Quantifying functional connectivity: The role of breeding habitat, abundance, and landscape features on range-wide gene flow in sage-grouse

Publications Posted on: May 11, 2018
Functional connectivity, quantified using landscape genetics, can inform conservation through the identification of factors linking genetic structure to landscape mechanisms.

Assessing the potential for maladaptation during active management of limber pine populations: A common garden study detects genetic differentiation in response to soil moisture in the Southern Rocky Mountains

Publications Posted on: September 15, 2016
Active management is needed to sustain healthy limber pine (Pinus flexilis E. James) forests in the Southern Rocky Mountains (henceforth, Southern Rockies), as they are threatened by the interaction of the mountain pine beetle (Dendroctonus ponderosae Hopkins) epidemic, climate change, and the spread of the non-native pathogen that causes white pine blister rust disease (Cronartium ribicola A. Dietr.).

Potential for maladaptation during active management of limber pine

Science Spotlights Posted on: September 12, 2016
Active management is needed to sustain healthy limber pine (Pinus flexilis) forests in the southern Rocky Mountains as they are threatened by the interaction of the mountain pine beetle (Dendroctonus ponderosae) epidemic, climate change, and the spread of the non-native pathogen that causes white pine blister rust disease (Cronartium ribicola). Movement of seedlings with disease resistance from northern to southern Colorado may result in planting failure. Identification of genotypes resistant to white pine blister rust in the southern Rockies is needed at the finer scale of a national forest scale rather than the region.       

Adaptive variation in Pinus ponderosa from Intermountain regions. II. Middle Columbia River system

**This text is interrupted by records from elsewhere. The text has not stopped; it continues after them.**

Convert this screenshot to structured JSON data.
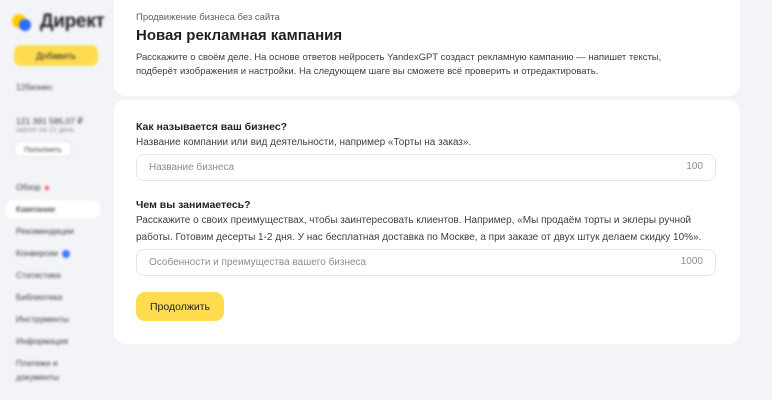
{
  "sidebar": {
    "logo_text": "Директ",
    "add_button": "Добавить",
    "client_id": "12бизнес",
    "balance": "121 391 585,07 ₽",
    "balance_note": "хватит на 21 день",
    "topup_button": "Пополнить",
    "nav": [
      {
        "label": "Обзор"
      },
      {
        "label": "Кампании"
      },
      {
        "label": "Рекомендации"
      },
      {
        "label": "Конверсии"
      },
      {
        "label": "Статистика"
      },
      {
        "label": "Библиотека"
      },
      {
        "label": "Инструменты"
      },
      {
        "label": "Информация"
      },
      {
        "label": "Платежи и"
      },
      {
        "label": "документы"
      }
    ]
  },
  "header": {
    "breadcrumb": "Продвижение бизнеса без сайта",
    "title": "Новая рекламная кампания",
    "description": "Расскажите о своём деле. На основе ответов нейросеть YandexGPT создаст рекламную кампанию — напишет тексты, подберёт изображения и настройки. На следующем шаге вы сможете всё проверить и отредактировать."
  },
  "form": {
    "business_name": {
      "question": "Как называется ваш бизнес?",
      "help": "Название компании или вид деятельности, например «Торты на заказ».",
      "placeholder": "Название бизнеса",
      "value": "",
      "max_length": "100"
    },
    "business_activity": {
      "question": "Чем вы занимаетесь?",
      "help": "Расскажите о своих преимуществах, чтобы заинтересовать клиентов. Например, «Мы продаём торты и эклеры ручной работы. Готовим десерты 1-2 дня. У нас бесплатная доставка по Москве, а при заказе от двух штук делаем скидку 10%».",
      "placeholder": "Особенности и преимущества вашего бизнеса",
      "value": "",
      "max_length": "1000"
    },
    "continue_button": "Продолжить"
  }
}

Publications Posted on: August 17, 2011
Seedling populations were grown and compared in common environments. Statistical analyses detected genetic differences between populations for numerous traits reflecting growth potential and periodicity of shoot elongation. Multiple regression models described an adaptive landscape in which populations from low elevations have a high growth potential while those from high elevations have a low growth potential.

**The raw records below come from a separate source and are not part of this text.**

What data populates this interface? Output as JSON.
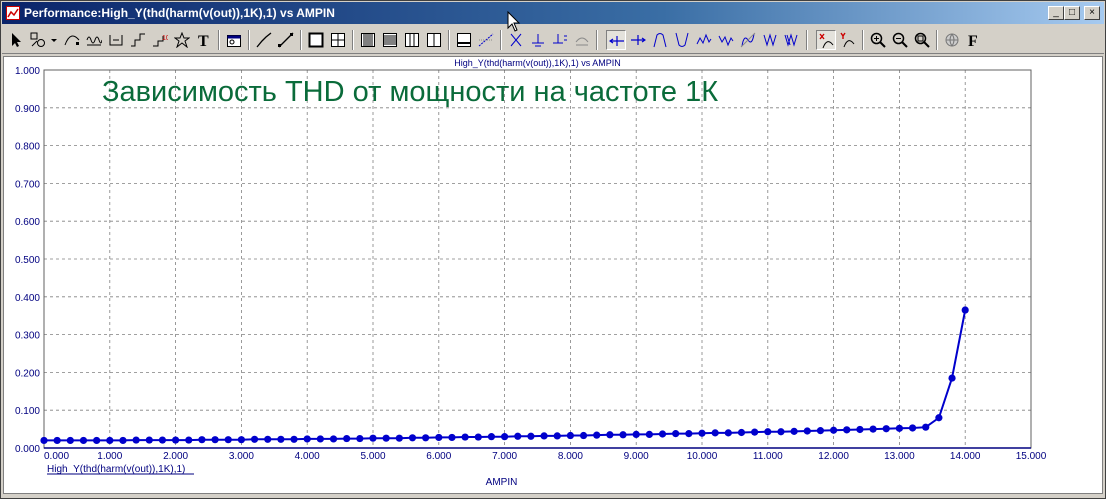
{
  "window": {
    "title": "Performance:High_Y(thd(harm(v(out)),1K),1) vs AMPIN",
    "minimize": "_",
    "maximize": "□",
    "close": "×"
  },
  "toolbar": {
    "icons": [
      "select-arrow-icon",
      "select-shapes-icon",
      "dropdown-arrow-icon",
      "spline-icon",
      "wave-icon",
      "box-icon",
      "step-icon",
      "marker-icon",
      "star-icon",
      "text-tool-icon",
      "properties-icon",
      "linear-icon",
      "log-icon",
      "single-plot-icon",
      "grid-plot-icon",
      "grid-bold-icon",
      "grid-medium-icon",
      "grid-light-icon",
      "grid-none-icon",
      "tile-icon",
      "minor-grid-icon",
      "cursor-x-icon",
      "cursor-y-icon",
      "cursor-xy-icon",
      "cursor-step-icon",
      "peak-left-icon",
      "peak-right-icon",
      "peak-icon",
      "valley-icon",
      "high-icon",
      "low-icon",
      "inflection-icon",
      "slope-icon",
      "valleys-icon",
      "tag-x-icon",
      "tag-y-icon",
      "zoom-in-icon",
      "zoom-out-icon",
      "zoom-fit-icon",
      "globe-icon",
      "font-icon"
    ],
    "font_glyph": "F",
    "text_glyph": "T"
  },
  "plot": {
    "subtitle": "High_Y(thd(harm(v(out)),1K),1) vs AMPIN",
    "annotation": "Зависимость THD от мощности на частоте 1К",
    "legend": "High_Y(thd(harm(v(out)),1K),1)",
    "colors": {
      "line": "#0000cc",
      "axis": "#000080",
      "grid": "#808080",
      "annotation": "#0a6b3a"
    }
  },
  "chart_data": {
    "type": "line",
    "title": "High_Y(thd(harm(v(out)),1K),1) vs AMPIN",
    "xlabel": "AMPIN",
    "ylabel": "",
    "xlim": [
      0,
      15
    ],
    "ylim": [
      0,
      1
    ],
    "grid": true,
    "x_ticks": [
      "0.000",
      "1.000",
      "2.000",
      "3.000",
      "4.000",
      "5.000",
      "6.000",
      "7.000",
      "8.000",
      "9.000",
      "10.000",
      "11.000",
      "12.000",
      "13.000",
      "14.000",
      "15.000"
    ],
    "y_ticks": [
      "0.000",
      "0.100",
      "0.200",
      "0.300",
      "0.400",
      "0.500",
      "0.600",
      "0.700",
      "0.800",
      "0.900",
      "1.000"
    ],
    "series": [
      {
        "name": "High_Y(thd(harm(v(out)),1K),1)",
        "x": [
          0.0,
          0.2,
          0.4,
          0.6,
          0.8,
          1.0,
          1.2,
          1.4,
          1.6,
          1.8,
          2.0,
          2.2,
          2.4,
          2.6,
          2.8,
          3.0,
          3.2,
          3.4,
          3.6,
          3.8,
          4.0,
          4.2,
          4.4,
          4.6,
          4.8,
          5.0,
          5.2,
          5.4,
          5.6,
          5.8,
          6.0,
          6.2,
          6.4,
          6.6,
          6.8,
          7.0,
          7.2,
          7.4,
          7.6,
          7.8,
          8.0,
          8.2,
          8.4,
          8.6,
          8.8,
          9.0,
          9.2,
          9.4,
          9.6,
          9.8,
          10.0,
          10.2,
          10.4,
          10.6,
          10.8,
          11.0,
          11.2,
          11.4,
          11.6,
          11.8,
          12.0,
          12.2,
          12.4,
          12.6,
          12.8,
          13.0,
          13.2,
          13.4,
          13.6,
          13.8,
          14.0
        ],
        "y": [
          0.02,
          0.02,
          0.02,
          0.02,
          0.02,
          0.02,
          0.02,
          0.021,
          0.021,
          0.021,
          0.021,
          0.021,
          0.022,
          0.022,
          0.022,
          0.022,
          0.023,
          0.023,
          0.023,
          0.023,
          0.024,
          0.024,
          0.024,
          0.025,
          0.025,
          0.026,
          0.026,
          0.026,
          0.027,
          0.027,
          0.028,
          0.028,
          0.029,
          0.029,
          0.03,
          0.03,
          0.031,
          0.031,
          0.032,
          0.032,
          0.033,
          0.033,
          0.034,
          0.035,
          0.035,
          0.036,
          0.036,
          0.037,
          0.038,
          0.038,
          0.039,
          0.04,
          0.04,
          0.041,
          0.042,
          0.043,
          0.043,
          0.044,
          0.045,
          0.046,
          0.047,
          0.048,
          0.049,
          0.05,
          0.051,
          0.052,
          0.053,
          0.055,
          0.08,
          0.185,
          0.365
        ]
      }
    ]
  }
}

Lack of genetic differentiation in aggressive and secondary bark beetles (Coleoptera: Curculionidae, Scolytinae) from Arizona

Publications Posted on: September 02, 2008
Bark beetles (Coleoptera: Curculionidae, Scolytinae) play an important role as disturbance agents in ponderosa pine (Pinus ponderosa Douglas ex Lawson) forests of Arizona. However, from 2001 to 2003, elevated bark beetle activity caused unprecedented levels of ponderosa pine mortality.